Contemporary Immortals. By Archibald Henderson. New York: D. Apple-ton and Company. $2.50.

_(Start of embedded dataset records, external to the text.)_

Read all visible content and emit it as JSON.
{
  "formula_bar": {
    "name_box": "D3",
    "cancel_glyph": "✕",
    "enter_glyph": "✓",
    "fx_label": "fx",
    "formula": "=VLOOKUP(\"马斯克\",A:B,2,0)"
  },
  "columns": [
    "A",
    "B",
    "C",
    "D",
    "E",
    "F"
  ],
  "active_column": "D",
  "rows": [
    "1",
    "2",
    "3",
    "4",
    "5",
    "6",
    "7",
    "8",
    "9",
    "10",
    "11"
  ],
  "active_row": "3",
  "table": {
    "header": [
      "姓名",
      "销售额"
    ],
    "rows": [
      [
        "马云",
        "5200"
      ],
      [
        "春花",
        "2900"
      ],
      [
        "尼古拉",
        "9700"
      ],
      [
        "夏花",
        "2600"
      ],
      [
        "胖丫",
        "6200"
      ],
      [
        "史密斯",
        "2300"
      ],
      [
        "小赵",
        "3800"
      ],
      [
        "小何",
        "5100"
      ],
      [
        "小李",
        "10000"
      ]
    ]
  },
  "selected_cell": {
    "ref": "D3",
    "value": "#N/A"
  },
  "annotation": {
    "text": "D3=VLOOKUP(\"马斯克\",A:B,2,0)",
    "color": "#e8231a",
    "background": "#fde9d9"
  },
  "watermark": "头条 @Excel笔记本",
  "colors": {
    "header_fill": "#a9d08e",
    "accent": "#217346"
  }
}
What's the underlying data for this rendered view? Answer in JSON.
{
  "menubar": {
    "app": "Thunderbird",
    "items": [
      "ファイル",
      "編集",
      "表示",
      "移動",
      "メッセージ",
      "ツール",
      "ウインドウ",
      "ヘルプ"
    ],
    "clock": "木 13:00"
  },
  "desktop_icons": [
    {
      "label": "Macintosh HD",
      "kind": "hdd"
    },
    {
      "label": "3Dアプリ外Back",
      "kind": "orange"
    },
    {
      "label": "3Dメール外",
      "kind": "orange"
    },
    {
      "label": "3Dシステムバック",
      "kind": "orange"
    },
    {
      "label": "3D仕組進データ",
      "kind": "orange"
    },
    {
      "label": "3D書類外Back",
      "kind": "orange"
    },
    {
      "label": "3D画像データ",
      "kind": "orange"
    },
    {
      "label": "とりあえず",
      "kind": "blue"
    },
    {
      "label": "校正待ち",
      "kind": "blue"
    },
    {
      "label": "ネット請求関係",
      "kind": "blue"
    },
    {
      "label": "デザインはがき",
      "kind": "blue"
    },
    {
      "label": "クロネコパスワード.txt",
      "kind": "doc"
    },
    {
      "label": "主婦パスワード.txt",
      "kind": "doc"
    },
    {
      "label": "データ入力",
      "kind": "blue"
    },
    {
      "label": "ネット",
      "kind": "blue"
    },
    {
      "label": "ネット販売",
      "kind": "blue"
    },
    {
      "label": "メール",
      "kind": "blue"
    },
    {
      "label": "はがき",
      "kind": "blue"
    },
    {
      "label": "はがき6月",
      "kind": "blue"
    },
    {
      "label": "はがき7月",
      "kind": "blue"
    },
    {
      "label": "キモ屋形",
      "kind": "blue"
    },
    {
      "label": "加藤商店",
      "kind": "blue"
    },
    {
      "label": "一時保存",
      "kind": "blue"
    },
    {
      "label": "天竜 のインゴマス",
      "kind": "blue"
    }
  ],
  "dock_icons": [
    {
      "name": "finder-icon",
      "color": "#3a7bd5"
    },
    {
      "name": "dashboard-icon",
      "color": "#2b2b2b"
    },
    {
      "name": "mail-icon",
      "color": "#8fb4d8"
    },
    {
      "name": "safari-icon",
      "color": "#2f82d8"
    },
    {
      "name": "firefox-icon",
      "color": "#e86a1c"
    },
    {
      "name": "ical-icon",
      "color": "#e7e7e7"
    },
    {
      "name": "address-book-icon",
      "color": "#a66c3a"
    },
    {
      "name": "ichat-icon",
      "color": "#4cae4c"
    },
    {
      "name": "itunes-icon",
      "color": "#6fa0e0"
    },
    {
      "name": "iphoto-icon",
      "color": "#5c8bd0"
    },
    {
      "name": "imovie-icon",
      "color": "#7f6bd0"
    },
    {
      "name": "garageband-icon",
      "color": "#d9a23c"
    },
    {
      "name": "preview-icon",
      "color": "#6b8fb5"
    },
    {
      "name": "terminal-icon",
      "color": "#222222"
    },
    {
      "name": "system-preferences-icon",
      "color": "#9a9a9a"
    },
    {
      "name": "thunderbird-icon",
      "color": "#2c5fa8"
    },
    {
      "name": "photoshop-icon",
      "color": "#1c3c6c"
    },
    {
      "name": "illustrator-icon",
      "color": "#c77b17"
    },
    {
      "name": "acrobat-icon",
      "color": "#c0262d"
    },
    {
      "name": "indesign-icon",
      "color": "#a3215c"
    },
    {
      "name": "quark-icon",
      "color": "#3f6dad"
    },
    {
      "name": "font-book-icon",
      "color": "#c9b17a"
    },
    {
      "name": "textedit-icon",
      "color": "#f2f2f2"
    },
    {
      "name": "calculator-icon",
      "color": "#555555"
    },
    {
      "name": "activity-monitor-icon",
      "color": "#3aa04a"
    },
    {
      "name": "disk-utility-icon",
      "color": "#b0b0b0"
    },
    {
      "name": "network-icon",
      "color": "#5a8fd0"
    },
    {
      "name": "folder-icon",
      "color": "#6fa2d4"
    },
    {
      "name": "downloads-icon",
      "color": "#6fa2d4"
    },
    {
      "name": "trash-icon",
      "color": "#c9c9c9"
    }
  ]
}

When i fall to contemplating Mr. Henderson’s twelve great men of our time, the first thing I think of is how lonely they would be with one another. If Mr. Henderson got them all together—arranged a house-party of immortals for a week-end at Chapel Hill— how would it go? How would they all, by half past eleven Sunday morning, be getting on with one another? Edison, of course, being deaf enough, would probably be more at ease than anybody. Mussolini, after trying to dominate the dinner and set Shaw in his place, and probably getting the worst of it, would sulk off after his coffee by himself. Gandhi, after being infinitely, bored by Henry Ford and deeply hurt by Kipling, would slip away finally and sit under a tree all alone, wrap his mantle about him, shrug himself back into himself out of our modern world, and meditate. . . . Jane Addams would be really almost the only one who would miss him, go out and find him, sit down under the tree by, him, and try to be of some use. . . . But I need not go on. . . . I think almost anyone would agree with me that the house-party in one way or another would be almost sure to get out of hand. We can easily see why Mr. Henderson, with his great gift for taking almost any great man tete-a-tete, has quietly given up the idea of having a house-party and has fallen back, in bringing his great men together, on the serene safety of a paper book, where each man in his own little room—each immortal away from the others in his own special cell of immortality—can sit quietly and hug his own greatness all by itself.
I have been especially interested in Mr. Henderson’s book because I have never visited with twelve immortals all at once before and it never had occurred to me what a perfect broadside of immortality—the particular kind of immortality this particular generation of ours is furnishing to the world —would be like. The general effect has been one of extreme disappointment at the twelve immortals our world has been able to provide for Mr. Henderson’s book. When I begin to analyze my disappointment in the twelve men, I find it does not take the form of being disappointed in each man by himself. The disconcerting thing to me is seeing how lonely they all look, and how lonely they make the world look, when one sees them all together. I find myself looking back over history a little. What would a book like Mr. Henderson’s, on twelve Contemporary Immortals, have been like a hundred, two hundred, or nine hundred years ago?
Would they make the world as lonely as these twelve men do?
In the world in which I daily live I see thousands of great dreamy cities go blundering by, I see hundreds of blind crowding nations with village minds, making huge, empty, lonely world-fumbles . . . pulling, pawing, and pushing . . . making naggings and dabbings at our colossal time, each in its own separate lonely way. Why should I be astonished at Mr. Henderson’s house-party? I can see the truth about our world all summed up and made massive and impressive in the way Mr. Henderson’s specialities of human character fail to coordinate—the way the greatnesses of all twelve of them brought together and piled up on top of one another, fail to make one great man between them.
I may be over-emphasizing what the over-specialization of our scientific age has been doing to the richness and depth, the variety and unity of individual human life and individual human nature in the times that have gone before, but I do feel assured that in our present transition stage when we are passing through, as it were, the children’s diseases of the inductive method and the scientific mind, Mr. Henderson’s Contemporary Immortals, when stood up in heaven alongside the twelve immortals of a hundred other generations, would stand out quite embarrassingly and really look rather queer.
As the host of the mighty, Mr. Henderson conducts himself, or feels he has to, as a rather polite disciple. He seems to some of us to accept face values a good deal. We cannot but feel that Mr. Henderson, with all his gracious many-sidedness, ought to expect more of it in other people.